[Material to process Boundary: Start]

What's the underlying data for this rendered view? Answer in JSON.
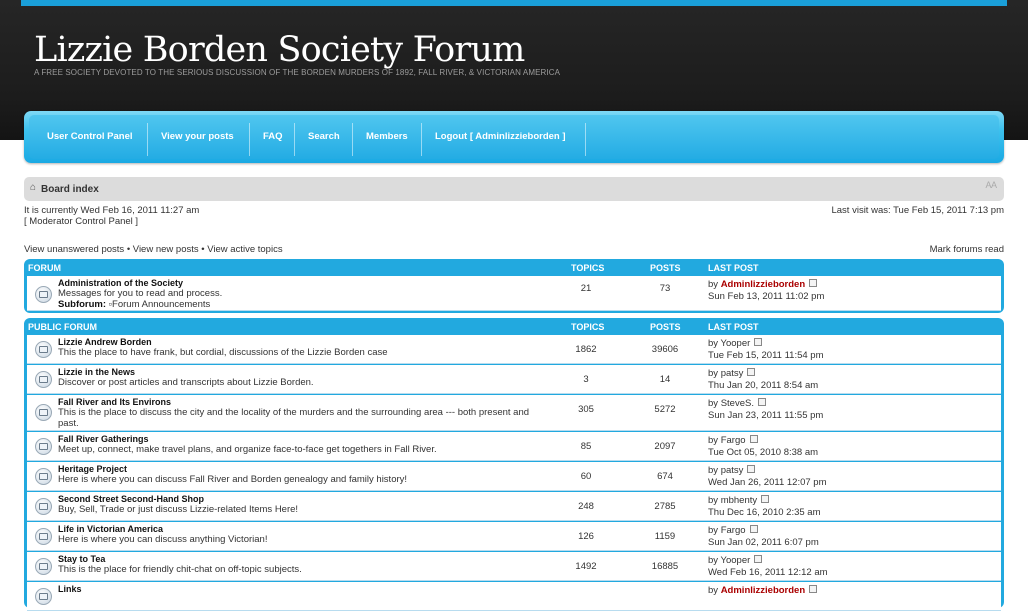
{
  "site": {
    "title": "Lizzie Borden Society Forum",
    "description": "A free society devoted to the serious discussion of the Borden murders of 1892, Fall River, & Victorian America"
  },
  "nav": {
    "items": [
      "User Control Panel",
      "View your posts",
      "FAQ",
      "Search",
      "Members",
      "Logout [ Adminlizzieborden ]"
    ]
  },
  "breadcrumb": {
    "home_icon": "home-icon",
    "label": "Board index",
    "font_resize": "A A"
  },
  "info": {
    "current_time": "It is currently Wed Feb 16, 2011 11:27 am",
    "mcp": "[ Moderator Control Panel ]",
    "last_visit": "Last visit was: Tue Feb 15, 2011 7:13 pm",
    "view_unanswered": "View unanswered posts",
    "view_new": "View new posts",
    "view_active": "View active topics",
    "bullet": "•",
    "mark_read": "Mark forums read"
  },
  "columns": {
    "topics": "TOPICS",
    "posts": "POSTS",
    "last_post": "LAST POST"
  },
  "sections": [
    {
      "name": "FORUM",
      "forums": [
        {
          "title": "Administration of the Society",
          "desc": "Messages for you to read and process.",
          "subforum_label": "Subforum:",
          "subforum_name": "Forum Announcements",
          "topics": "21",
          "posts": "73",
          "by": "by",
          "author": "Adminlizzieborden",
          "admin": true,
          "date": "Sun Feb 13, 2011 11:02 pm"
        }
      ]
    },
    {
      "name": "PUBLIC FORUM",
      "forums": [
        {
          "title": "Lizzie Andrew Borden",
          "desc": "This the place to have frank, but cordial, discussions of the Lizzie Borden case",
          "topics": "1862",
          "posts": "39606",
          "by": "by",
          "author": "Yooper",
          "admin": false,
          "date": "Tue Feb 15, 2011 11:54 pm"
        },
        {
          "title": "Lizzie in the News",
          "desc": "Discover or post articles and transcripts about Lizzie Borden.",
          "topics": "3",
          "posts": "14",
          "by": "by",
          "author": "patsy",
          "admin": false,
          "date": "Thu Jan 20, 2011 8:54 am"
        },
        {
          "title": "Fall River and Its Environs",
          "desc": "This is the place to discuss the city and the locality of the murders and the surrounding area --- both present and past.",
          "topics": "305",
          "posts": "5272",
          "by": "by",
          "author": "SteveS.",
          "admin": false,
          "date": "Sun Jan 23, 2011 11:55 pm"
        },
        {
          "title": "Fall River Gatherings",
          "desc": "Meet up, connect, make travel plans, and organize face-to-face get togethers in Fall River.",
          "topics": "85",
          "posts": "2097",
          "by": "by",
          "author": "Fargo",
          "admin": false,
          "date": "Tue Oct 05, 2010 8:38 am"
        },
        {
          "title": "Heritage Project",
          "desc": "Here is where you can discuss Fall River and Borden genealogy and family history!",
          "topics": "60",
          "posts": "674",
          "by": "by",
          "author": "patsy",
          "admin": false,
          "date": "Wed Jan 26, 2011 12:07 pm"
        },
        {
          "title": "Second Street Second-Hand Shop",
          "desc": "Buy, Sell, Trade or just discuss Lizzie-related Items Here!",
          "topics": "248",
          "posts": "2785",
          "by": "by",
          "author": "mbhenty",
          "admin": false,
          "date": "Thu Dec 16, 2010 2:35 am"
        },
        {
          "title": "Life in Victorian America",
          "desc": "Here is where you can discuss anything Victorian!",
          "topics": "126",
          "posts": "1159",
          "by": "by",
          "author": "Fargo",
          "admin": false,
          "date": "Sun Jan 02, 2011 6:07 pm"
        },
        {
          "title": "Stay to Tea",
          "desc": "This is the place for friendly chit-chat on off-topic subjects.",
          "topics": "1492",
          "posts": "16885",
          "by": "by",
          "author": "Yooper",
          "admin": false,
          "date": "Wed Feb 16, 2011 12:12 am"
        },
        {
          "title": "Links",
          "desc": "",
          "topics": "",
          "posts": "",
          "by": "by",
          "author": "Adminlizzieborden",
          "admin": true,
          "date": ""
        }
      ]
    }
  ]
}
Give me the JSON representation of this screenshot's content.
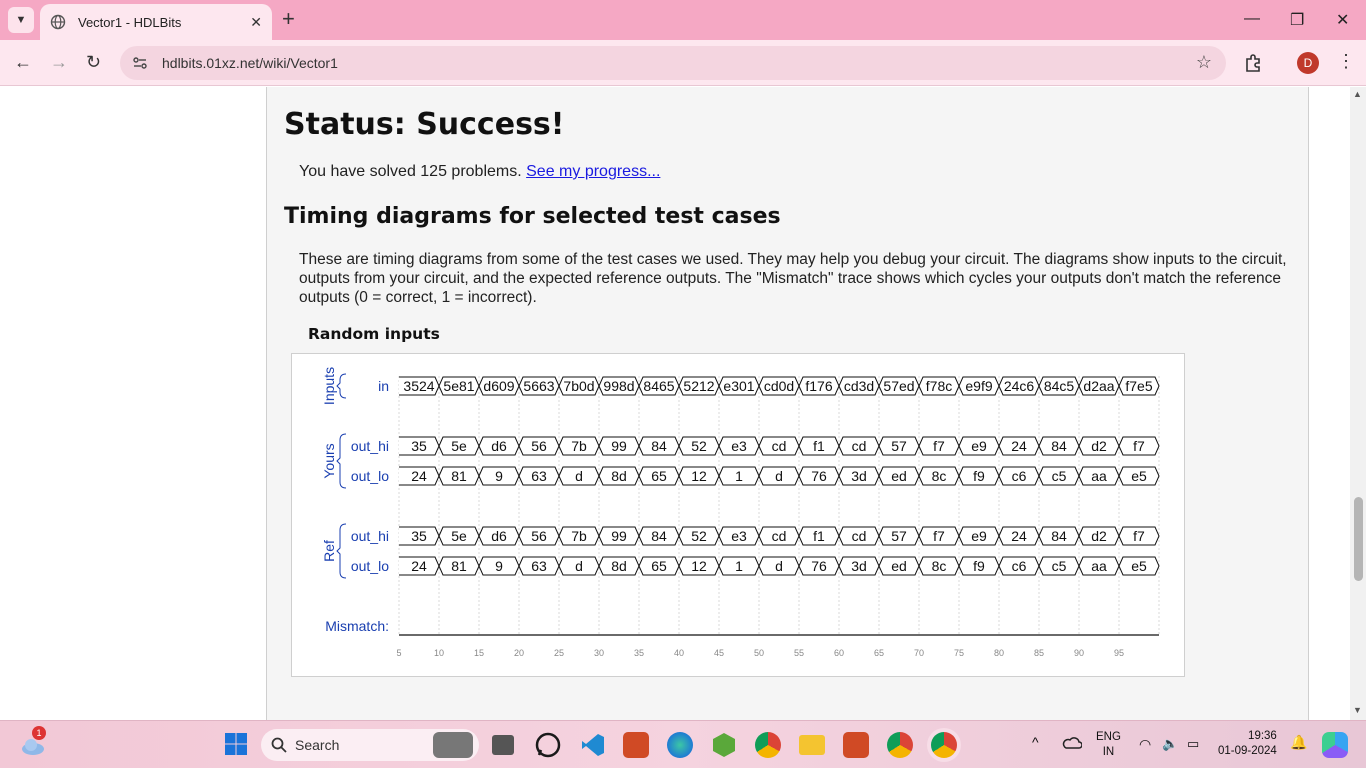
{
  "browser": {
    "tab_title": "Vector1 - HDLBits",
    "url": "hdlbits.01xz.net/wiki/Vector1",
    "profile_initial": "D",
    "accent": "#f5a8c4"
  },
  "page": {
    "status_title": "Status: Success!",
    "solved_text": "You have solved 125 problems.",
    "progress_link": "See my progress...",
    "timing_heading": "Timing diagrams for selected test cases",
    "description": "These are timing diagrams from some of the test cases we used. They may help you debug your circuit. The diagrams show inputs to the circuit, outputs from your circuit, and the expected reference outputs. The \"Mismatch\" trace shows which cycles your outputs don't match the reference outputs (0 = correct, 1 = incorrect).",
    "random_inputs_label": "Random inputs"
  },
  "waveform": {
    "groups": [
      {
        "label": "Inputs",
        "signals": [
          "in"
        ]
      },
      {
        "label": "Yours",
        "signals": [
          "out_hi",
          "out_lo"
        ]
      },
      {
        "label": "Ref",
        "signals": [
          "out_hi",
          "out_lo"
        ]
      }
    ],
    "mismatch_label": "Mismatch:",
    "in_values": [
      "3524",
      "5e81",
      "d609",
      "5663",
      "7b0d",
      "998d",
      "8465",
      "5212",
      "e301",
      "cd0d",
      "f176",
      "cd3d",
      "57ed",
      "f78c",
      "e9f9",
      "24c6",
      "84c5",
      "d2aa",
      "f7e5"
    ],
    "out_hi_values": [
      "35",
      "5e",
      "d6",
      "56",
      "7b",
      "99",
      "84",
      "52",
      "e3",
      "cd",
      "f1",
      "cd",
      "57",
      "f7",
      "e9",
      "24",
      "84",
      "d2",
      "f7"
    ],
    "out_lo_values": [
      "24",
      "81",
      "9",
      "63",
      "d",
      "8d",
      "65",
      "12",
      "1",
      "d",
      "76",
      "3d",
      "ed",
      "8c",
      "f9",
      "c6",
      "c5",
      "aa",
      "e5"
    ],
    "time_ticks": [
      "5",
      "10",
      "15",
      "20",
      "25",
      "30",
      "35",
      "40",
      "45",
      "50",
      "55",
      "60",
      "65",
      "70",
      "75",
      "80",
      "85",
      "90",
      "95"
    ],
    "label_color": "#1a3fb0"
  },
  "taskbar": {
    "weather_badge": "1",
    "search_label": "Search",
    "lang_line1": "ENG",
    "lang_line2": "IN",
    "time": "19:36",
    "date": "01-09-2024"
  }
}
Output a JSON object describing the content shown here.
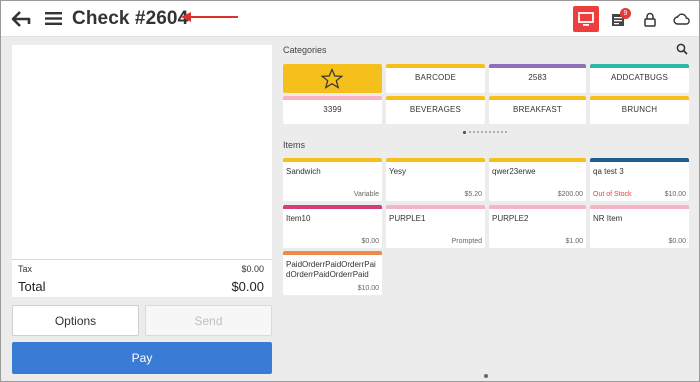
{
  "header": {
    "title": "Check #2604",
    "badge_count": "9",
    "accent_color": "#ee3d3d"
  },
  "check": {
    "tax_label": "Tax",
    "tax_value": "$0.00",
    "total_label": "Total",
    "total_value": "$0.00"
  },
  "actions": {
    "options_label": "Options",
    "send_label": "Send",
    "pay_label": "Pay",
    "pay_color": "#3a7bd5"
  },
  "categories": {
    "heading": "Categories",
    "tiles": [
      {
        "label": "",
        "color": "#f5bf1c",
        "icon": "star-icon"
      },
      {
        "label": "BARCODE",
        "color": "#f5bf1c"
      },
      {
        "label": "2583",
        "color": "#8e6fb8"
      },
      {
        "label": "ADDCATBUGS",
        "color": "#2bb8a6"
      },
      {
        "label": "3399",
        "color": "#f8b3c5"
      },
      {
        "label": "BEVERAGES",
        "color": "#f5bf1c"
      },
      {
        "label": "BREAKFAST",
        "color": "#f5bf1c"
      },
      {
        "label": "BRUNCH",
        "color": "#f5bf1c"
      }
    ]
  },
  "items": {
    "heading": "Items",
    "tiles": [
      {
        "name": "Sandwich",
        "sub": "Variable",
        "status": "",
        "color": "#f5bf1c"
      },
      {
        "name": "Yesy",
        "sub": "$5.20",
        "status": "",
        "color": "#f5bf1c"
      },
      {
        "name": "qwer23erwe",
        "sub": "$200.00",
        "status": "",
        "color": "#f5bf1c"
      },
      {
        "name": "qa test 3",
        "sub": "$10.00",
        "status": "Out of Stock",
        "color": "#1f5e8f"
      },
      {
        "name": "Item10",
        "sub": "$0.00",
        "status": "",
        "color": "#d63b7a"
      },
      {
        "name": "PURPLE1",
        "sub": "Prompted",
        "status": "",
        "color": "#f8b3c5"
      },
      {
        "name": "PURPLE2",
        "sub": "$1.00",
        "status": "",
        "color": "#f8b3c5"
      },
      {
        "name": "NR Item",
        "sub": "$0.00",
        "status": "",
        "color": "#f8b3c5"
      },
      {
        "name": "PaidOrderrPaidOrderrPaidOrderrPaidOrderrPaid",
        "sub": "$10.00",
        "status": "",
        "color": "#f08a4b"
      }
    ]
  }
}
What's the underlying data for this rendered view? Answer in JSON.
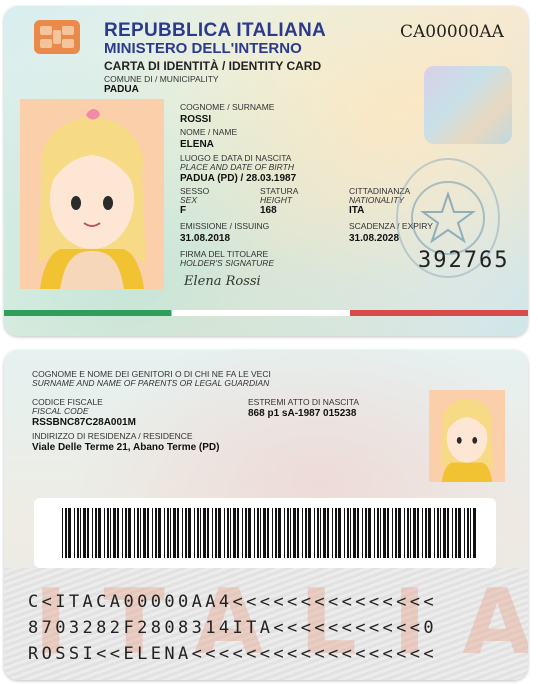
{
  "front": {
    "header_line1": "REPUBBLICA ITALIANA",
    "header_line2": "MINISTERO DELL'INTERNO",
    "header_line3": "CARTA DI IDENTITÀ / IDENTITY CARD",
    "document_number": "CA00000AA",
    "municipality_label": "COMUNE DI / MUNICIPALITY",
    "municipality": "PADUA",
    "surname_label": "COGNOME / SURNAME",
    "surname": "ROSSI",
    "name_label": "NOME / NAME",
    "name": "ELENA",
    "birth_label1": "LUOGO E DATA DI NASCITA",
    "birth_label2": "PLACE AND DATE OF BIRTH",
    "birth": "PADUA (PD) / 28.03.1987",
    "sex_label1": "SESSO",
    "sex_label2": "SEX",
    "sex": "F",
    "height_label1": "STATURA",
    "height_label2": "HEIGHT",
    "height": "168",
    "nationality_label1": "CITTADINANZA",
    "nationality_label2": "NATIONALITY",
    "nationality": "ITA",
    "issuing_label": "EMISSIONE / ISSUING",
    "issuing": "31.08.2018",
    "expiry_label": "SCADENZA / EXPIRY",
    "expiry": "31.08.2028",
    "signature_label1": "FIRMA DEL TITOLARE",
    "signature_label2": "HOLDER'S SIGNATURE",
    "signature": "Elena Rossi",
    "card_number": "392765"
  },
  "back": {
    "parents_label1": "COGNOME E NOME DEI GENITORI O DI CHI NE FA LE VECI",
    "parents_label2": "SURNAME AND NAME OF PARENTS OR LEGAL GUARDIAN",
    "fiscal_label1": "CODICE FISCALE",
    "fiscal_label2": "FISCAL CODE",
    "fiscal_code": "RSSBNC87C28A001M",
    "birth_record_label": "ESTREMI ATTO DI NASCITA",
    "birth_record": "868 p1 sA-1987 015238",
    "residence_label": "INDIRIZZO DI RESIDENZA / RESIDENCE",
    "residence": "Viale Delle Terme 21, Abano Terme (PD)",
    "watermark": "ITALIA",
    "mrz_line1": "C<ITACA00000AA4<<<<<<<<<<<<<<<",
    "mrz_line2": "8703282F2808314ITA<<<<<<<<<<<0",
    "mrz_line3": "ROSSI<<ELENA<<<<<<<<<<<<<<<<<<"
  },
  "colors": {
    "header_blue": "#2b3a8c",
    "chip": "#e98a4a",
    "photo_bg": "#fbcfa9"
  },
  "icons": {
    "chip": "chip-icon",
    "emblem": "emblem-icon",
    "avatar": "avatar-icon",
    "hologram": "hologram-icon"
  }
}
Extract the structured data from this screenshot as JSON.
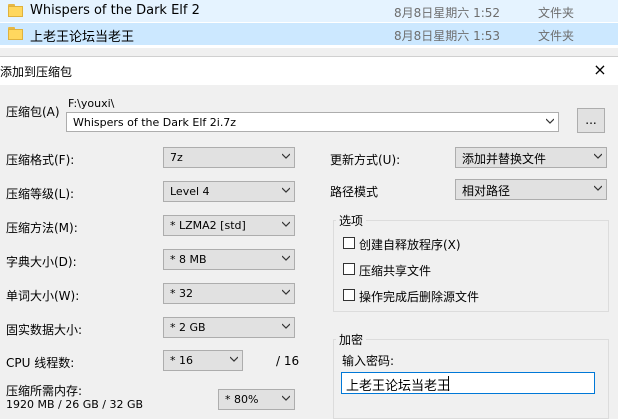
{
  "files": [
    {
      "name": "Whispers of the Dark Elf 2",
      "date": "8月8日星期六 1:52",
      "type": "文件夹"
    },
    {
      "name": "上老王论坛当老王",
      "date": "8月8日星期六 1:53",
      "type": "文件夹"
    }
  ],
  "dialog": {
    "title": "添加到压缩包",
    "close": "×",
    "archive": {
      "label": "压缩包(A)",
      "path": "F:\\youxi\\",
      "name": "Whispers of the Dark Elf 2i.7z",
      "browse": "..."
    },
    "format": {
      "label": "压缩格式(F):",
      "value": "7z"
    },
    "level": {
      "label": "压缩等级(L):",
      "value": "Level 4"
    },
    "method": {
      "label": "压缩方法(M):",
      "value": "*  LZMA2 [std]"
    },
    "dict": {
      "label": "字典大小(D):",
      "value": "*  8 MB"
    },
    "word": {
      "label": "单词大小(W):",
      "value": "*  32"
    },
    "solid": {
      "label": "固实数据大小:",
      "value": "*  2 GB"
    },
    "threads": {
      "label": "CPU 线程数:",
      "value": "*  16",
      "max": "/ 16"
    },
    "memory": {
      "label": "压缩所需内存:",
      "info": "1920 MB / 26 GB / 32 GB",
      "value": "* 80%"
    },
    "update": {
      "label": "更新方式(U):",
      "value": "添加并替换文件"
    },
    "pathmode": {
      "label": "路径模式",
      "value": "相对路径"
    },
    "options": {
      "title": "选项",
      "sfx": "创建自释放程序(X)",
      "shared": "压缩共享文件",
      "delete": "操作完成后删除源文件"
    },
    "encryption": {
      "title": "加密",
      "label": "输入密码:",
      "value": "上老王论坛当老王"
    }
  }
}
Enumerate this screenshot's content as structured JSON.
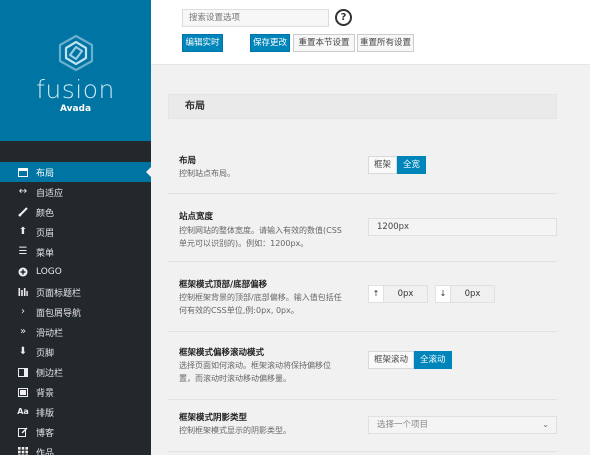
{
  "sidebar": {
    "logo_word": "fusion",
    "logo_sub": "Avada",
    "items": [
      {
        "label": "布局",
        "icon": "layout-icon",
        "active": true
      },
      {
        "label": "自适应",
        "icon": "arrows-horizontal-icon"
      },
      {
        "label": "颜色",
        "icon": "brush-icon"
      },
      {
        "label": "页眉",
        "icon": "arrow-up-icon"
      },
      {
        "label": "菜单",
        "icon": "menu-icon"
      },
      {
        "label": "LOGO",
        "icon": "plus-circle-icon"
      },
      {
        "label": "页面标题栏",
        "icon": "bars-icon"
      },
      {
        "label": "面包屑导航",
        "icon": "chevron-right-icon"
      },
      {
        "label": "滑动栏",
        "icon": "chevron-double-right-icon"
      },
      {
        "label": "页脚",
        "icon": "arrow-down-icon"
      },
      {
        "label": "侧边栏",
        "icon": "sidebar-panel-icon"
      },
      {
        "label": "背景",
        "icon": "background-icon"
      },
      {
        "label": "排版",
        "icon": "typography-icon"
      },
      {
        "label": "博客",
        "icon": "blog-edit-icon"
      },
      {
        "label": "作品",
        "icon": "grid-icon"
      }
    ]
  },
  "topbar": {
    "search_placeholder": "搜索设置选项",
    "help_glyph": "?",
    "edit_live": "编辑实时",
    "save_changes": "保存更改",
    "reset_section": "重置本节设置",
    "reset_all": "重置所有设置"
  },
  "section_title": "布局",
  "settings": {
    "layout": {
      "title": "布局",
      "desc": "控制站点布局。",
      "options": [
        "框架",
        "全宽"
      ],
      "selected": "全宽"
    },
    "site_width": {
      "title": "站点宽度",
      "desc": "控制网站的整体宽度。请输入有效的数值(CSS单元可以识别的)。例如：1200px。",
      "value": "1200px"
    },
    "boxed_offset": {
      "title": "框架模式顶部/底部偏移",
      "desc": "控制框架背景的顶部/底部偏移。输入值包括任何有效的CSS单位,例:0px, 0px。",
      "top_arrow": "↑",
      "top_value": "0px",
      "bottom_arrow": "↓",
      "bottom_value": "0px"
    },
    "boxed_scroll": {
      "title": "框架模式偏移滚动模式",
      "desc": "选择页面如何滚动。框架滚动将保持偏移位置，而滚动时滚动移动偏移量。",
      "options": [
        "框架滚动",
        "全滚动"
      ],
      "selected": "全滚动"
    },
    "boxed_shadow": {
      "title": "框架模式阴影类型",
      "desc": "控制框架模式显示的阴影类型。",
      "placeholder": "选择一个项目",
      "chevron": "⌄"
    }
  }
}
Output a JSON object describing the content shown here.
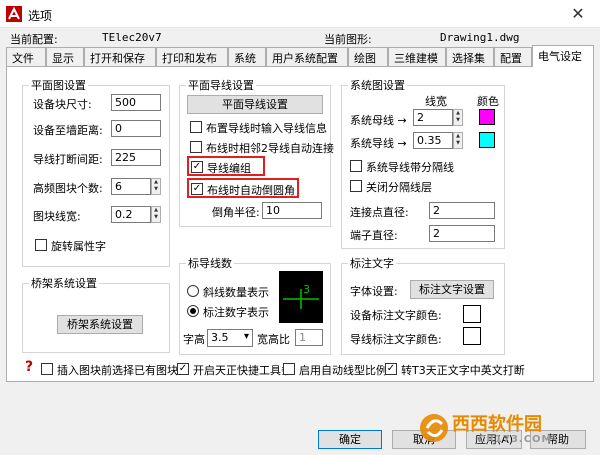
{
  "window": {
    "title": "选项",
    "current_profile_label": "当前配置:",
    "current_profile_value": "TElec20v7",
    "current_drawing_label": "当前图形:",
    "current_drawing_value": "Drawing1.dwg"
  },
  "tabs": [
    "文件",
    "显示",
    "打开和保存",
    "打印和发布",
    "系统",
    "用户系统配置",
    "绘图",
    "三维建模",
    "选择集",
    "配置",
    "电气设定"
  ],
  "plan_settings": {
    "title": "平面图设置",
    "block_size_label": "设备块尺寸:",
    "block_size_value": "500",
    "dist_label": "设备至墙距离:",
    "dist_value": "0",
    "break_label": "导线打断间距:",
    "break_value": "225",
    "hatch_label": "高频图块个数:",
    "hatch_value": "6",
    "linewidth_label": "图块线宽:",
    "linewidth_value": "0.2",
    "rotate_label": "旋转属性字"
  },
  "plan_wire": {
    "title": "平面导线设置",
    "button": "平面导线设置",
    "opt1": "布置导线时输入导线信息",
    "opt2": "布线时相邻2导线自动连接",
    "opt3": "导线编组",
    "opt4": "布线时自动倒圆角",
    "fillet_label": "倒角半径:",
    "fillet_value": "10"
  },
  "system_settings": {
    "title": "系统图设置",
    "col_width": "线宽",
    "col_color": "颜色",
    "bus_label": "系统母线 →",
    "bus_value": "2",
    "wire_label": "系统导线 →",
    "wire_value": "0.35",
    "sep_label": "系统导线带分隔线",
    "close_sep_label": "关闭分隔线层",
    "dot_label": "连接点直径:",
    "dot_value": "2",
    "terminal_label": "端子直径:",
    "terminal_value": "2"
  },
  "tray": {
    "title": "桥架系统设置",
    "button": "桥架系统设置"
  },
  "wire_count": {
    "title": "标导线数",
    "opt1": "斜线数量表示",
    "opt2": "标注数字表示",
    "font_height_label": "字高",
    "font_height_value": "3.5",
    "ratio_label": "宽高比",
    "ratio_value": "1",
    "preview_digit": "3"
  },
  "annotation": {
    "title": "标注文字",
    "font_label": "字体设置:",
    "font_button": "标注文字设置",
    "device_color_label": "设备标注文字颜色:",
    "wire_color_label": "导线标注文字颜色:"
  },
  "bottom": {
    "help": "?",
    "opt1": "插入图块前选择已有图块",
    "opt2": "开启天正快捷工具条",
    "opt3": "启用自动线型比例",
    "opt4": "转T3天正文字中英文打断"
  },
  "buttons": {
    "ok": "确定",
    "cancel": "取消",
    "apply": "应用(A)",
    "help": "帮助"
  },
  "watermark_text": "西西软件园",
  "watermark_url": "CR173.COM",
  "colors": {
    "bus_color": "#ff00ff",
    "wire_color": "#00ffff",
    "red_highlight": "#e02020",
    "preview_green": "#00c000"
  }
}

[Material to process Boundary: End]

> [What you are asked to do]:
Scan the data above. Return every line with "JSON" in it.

> [Expected answer]:
What's the underlying data for this rendered view? Answer in JSON.
Give me the JSON representation of this screenshot's content.
Output a JSON object describing the content shown here.
What's the underlying data for this rendered view? Answer in JSON.
Extract the structured data from this screenshot as JSON.
Enumerate this screenshot's content as structured JSON.
Output a JSON object describing the content shown here.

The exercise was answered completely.